On Saturday, Feb 27th, Wounded Knee Liberation Day, Woolman students took action in solidarity with students across the country to demand clemency for American Indian Movement hero Leonard Peltier. Earlier this semester, a dear friend of mine in Albuquerque invited me to take up this national call to action. I was excited to learn about the National Student Day of Action for healing and justice and brought the proposal to the students who enthusiastically took up the call.
Leonard Peltier was active in the American Indian Movement (AIM) and fought against oppression and injustice of Indigenous People in the United States. Over 40 years ago, he was wrongfully convicted in the death of two FBI agents on the Pine Ridge Reservation. Peltier is a political prisoner and a victim of the FBIs COINTELPRO program, which used imprisonment as a tool to silence radical movement leaders. Peltier’s health is currently failing and he does not have adequate access to healthcare. Peltier’s critical health issue paired with it being Obama’s last year in office makes now the time for Peltier to finally be granted clemency.
To prepare for the action we watched videos, read articles and letters, and discussed the importance of Leonard Peltier’s freedom. Organizing started with a group of 6 of us one evening around a table in the dining hall. We decided to go to the state’s capitol of Sacramento to march with "Clemency Now for Peltier" banners, chants, signs, flyers, and postcards to Obama. Some of us organized an art party to make signs and banners and listened to Free Leonard Peltier: Hip Hop's Contribution to the Freedom Campaign.
Thanks to a Woolman alumni, we learned of another Indigenous solidarity action happening in Sacramento that same day so we started the day by joining them. The Apache Stronghold organized a powerful Save Oak Flat march and rally in solidarity with the San Carlos Apache to protect their sacred ancestral homeland that is being threatened by an international copper mining company. After marching to the capitol and many powerful conversations with Save Oak Flat protesters, students headed to the Farmers Market to start demonstrating for clemency. They then marched up J street with chanting: “One: We want justice. Two: for Leonard Peltier. Three: Clemency Now!” Check out this photo album from the day’s events.
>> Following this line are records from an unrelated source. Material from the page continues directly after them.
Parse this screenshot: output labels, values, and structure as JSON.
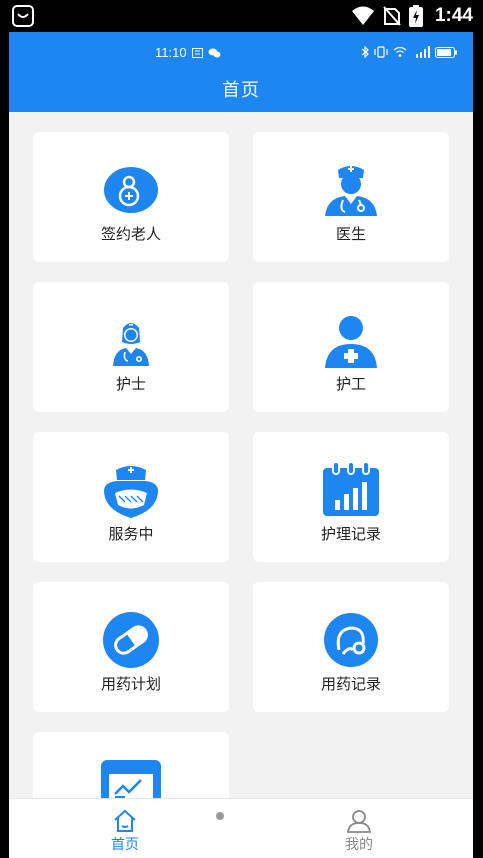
{
  "device_status": {
    "time": "1:44"
  },
  "app_status": {
    "time": "11:10"
  },
  "header": {
    "title": "首页"
  },
  "menu": [
    {
      "label": "签约老人",
      "icon": "elderly-person-icon"
    },
    {
      "label": "医生",
      "icon": "doctor-icon"
    },
    {
      "label": "护士",
      "icon": "nurse-icon"
    },
    {
      "label": "护工",
      "icon": "caregiver-icon"
    },
    {
      "label": "服务中",
      "icon": "in-service-icon"
    },
    {
      "label": "护理记录",
      "icon": "care-record-icon"
    },
    {
      "label": "用药计划",
      "icon": "medication-plan-icon"
    },
    {
      "label": "用药记录",
      "icon": "medication-record-icon"
    },
    {
      "label": "",
      "icon": "chart-card-icon"
    }
  ],
  "bottom_nav": {
    "home_label": "首页",
    "mine_label": "我的"
  },
  "colors": {
    "primary": "#1d86f0",
    "background": "#f2f2f2",
    "inactive": "#888888"
  }
}
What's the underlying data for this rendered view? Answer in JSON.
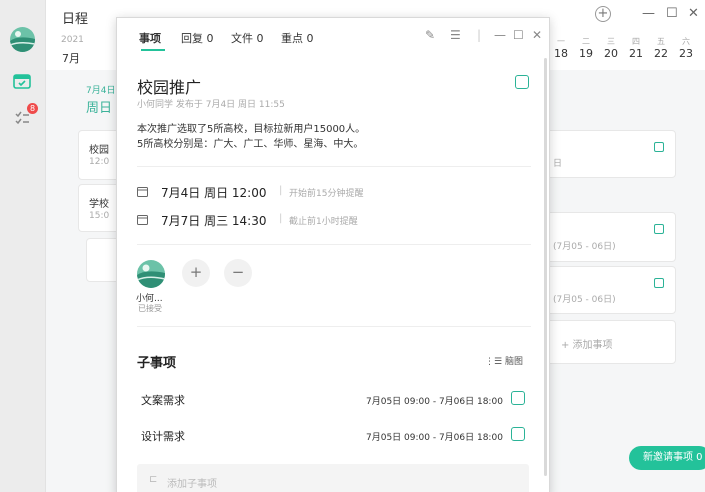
{
  "app": {
    "title": "日程"
  },
  "rail": {
    "badge": "8"
  },
  "calendar": {
    "year": "2021",
    "month": "7月",
    "weekdays": [
      "一",
      "二",
      "三",
      "四",
      "五",
      "六"
    ],
    "days": [
      "18",
      "19",
      "20",
      "21",
      "22",
      "23"
    ],
    "date_label": "7月4日",
    "weekday_label": "周日",
    "cards": [
      {
        "title": "校园",
        "sub": "12:0"
      },
      {
        "title": "学校",
        "sub": "15:0"
      }
    ],
    "right_card_text": "日",
    "range_texts": [
      "(7月05 - 06日)",
      "(7月05 - 06日)"
    ],
    "add_item": "+ 添加事项"
  },
  "float_button": {
    "label": "新邀请事项 0"
  },
  "dialog": {
    "tabs": [
      {
        "label": "事项"
      },
      {
        "label": "回复 0"
      },
      {
        "label": "文件 0"
      },
      {
        "label": "重点 0"
      }
    ],
    "event": {
      "title": "校园推广",
      "meta": "小何同学 发布于 7月4日 周日 11:55",
      "description": [
        "本次推广选取了5所高校，目标拉新用户15000人。",
        "5所高校分别是：广大、广工、华师、星海、中大。"
      ],
      "start": {
        "when": "7月4日 周日 12:00",
        "reminder": "开始前15分钟提醒"
      },
      "end": {
        "when": "7月7日 周三 14:30",
        "reminder": "截止前1小时提醒"
      }
    },
    "participant": {
      "name": "小何...",
      "status": "已接受"
    },
    "subtasks": {
      "heading": "子事项",
      "tree_view_label": "脑图",
      "items": [
        {
          "name": "文案需求",
          "range": "7月05日 09:00 - 7月06日 18:00"
        },
        {
          "name": "设计需求",
          "range": "7月05日 09:00 - 7月06日 18:00"
        }
      ],
      "add_label": "添加子事项"
    }
  },
  "colors": {
    "accent": "#23c29a",
    "check": "#2bb397",
    "badge": "#ef4b4b"
  }
}
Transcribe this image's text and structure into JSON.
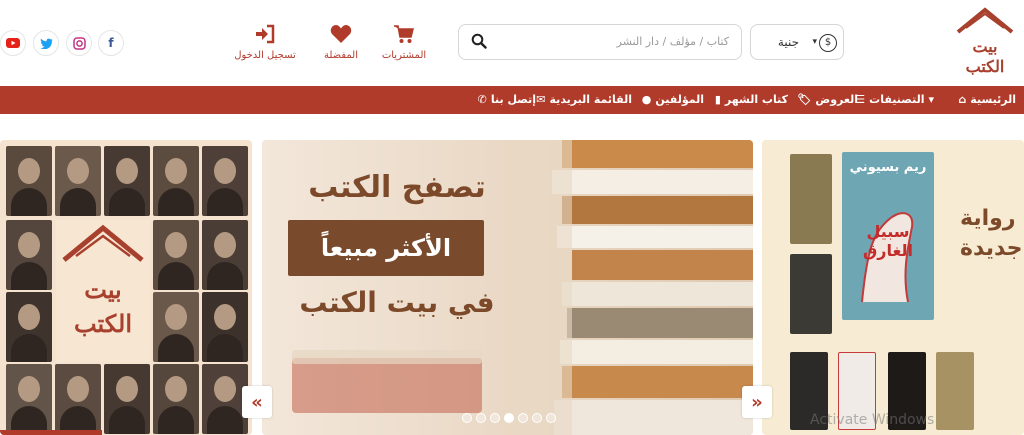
{
  "header": {
    "logo_text": "بيت الكتب",
    "search": {
      "placeholder": "كتاب / مؤلف / دار النشر"
    },
    "currency": {
      "selected": "جنية",
      "symbol": "$"
    },
    "cart_label": "المشتريات",
    "favorites_label": "المفضلة",
    "login_label": "تسجيل الدخول",
    "social": [
      {
        "name": "facebook",
        "glyph": "f",
        "color": "#3b5998"
      },
      {
        "name": "instagram",
        "glyph": "◎",
        "color": "#c13584"
      },
      {
        "name": "twitter",
        "glyph": "🐦",
        "color": "#1da1f2"
      },
      {
        "name": "youtube",
        "glyph": "▶",
        "color": "#e62117"
      }
    ]
  },
  "nav": {
    "items": [
      {
        "label": "الرئيسية",
        "icon": "home-icon"
      },
      {
        "label": "التصنيفات",
        "icon": "list-icon"
      },
      {
        "label": "العروض",
        "icon": "tag-icon"
      },
      {
        "label": "كتاب الشهر",
        "icon": "book-icon"
      },
      {
        "label": "المؤلفين",
        "icon": "user-icon"
      },
      {
        "label": "القائمة البريدية",
        "icon": "envelope-icon"
      },
      {
        "label": "إتصل بنا",
        "icon": "phone-icon"
      }
    ]
  },
  "slider": {
    "center": {
      "line1": "تصفح الكتب",
      "line2": "الأكثر مبيعاً",
      "line3": "في بيت الكتب"
    },
    "right": {
      "label": "رواية جديدة",
      "book_title": "ريم بسيوني",
      "book_subtitle": "سبيل الغارق"
    },
    "left": {
      "logo_text": "بيت الكتب"
    },
    "dots_count": 7,
    "active_dot": 3
  },
  "watermark": "Activate Windows",
  "colors": {
    "brand": "#b03b2a",
    "cream": "#f6e3cf"
  }
}
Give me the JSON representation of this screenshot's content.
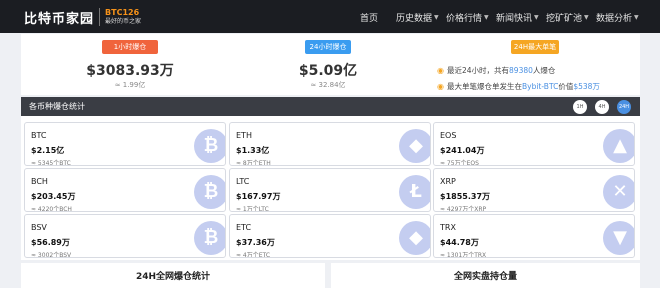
{
  "nav": {
    "logo_text": "比特币家园",
    "logo_code": "BTC126",
    "logo_slogan": "最好的币之家",
    "items": [
      {
        "label": "首页",
        "caret": false
      },
      {
        "label": "历史数据",
        "caret": true
      },
      {
        "label": "价格行情",
        "caret": true
      },
      {
        "label": "新闻快讯",
        "caret": true
      },
      {
        "label": "挖矿矿池",
        "caret": true
      },
      {
        "label": "数据分析",
        "caret": true
      }
    ]
  },
  "stats": {
    "h1": {
      "label": "1小时爆仓",
      "value": "$3083.93万",
      "sub": "≈ 1.99亿",
      "color": "#f0643c"
    },
    "h24": {
      "label": "24小时爆仓",
      "value": "$5.09亿",
      "sub": "≈ 32.84亿",
      "color": "#3a9cf0"
    },
    "max": {
      "label": "24H最大单笔",
      "color": "#f5a623"
    },
    "info1": {
      "pre": "最近24小时，共有",
      "count": "89380",
      "post": "人爆仓"
    },
    "info2": {
      "pre": "最大单笔爆仓单发生在",
      "exchange": "Bybit-BTC",
      "mid": "价值",
      "amount": "$538万"
    }
  },
  "coins_section": {
    "title": "各币种爆仓统计",
    "tabs": [
      "1H",
      "4H",
      "24H"
    ],
    "active_tab": "24H"
  },
  "coins": [
    {
      "name": "BTC",
      "value": "$2.15亿",
      "sub": "≈ 5345个BTC",
      "icon": "bitcoin-icon",
      "glyph": "₿"
    },
    {
      "name": "ETH",
      "value": "$1.33亿",
      "sub": "≈ 8万个ETH",
      "icon": "ethereum-icon",
      "glyph": "◆"
    },
    {
      "name": "EOS",
      "value": "$241.04万",
      "sub": "≈ 75万个EOS",
      "icon": "eos-icon",
      "glyph": "▲"
    },
    {
      "name": "BCH",
      "value": "$203.45万",
      "sub": "≈ 4220个BCH",
      "icon": "bitcoin-cash-icon",
      "glyph": "₿"
    },
    {
      "name": "LTC",
      "value": "$167.97万",
      "sub": "≈ 1万个LTC",
      "icon": "litecoin-icon",
      "glyph": "Ł"
    },
    {
      "name": "XRP",
      "value": "$1855.37万",
      "sub": "≈ 4297万个XRP",
      "icon": "ripple-icon",
      "glyph": "✕"
    },
    {
      "name": "BSV",
      "value": "$56.89万",
      "sub": "≈ 3002个BSV",
      "icon": "bsv-icon",
      "glyph": "₿"
    },
    {
      "name": "ETC",
      "value": "$37.36万",
      "sub": "≈ 4万个ETC",
      "icon": "ethereum-classic-icon",
      "glyph": "◆"
    },
    {
      "name": "TRX",
      "value": "$44.78万",
      "sub": "≈ 1301万个TRX",
      "icon": "tron-icon",
      "glyph": "▼"
    }
  ],
  "bottom": {
    "left_title": "24H全网爆仓统计",
    "right_title": "全网实盘持仓量"
  }
}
At the end of the day we had collected nearly 60 postcards for Obama! In reflecting on the action, students were grateful for the opportunity to take action and learned a lot about themselves. They gained skills and experience with writing press releases, contacting news outlets, creating banners and signs, doing social media outreach, leading chants, and engaging people on the street to comment and take action. I asked them to make connections between colonization at home and US imperialism abroad and to critically consider their own role as a group of mainly settlers taking action for indigenous rights.
One of the powerful observations students made was in their comparison of how they were received by different groups of people. At the farmers market, people were generally not very interested in what students had to say. At Cesar Chavez Plaza, however, students met many people without homes who were not only interested in what students had to say but appreciative for their action and offered material support for the cause.
In organizing and taking action, students were able to directly apply the concepts of peace, justice, power, privilege, systemic oppression, violence, allyship, and collective liberation that we have learned about in Peace Studies class. The students are currently organizing their own actions around issues that they are passionate about and/or directly affected by such as mental health, justice for queer and undocumented people, and reproductive rights – stay tuned for updates on those projects.
If you are reading this, please take the time to email, call 202-456-1111, or write President Obama at The White House, 1600 Pennsylvania Avenue NW, Washington, DC 20500 to demand clemency now! For more information about organizing for Peltier's freedom visit: http://www.whoisleonardpeltier.info/ and watch Incident at Oglala: The Leonard Peltier Story.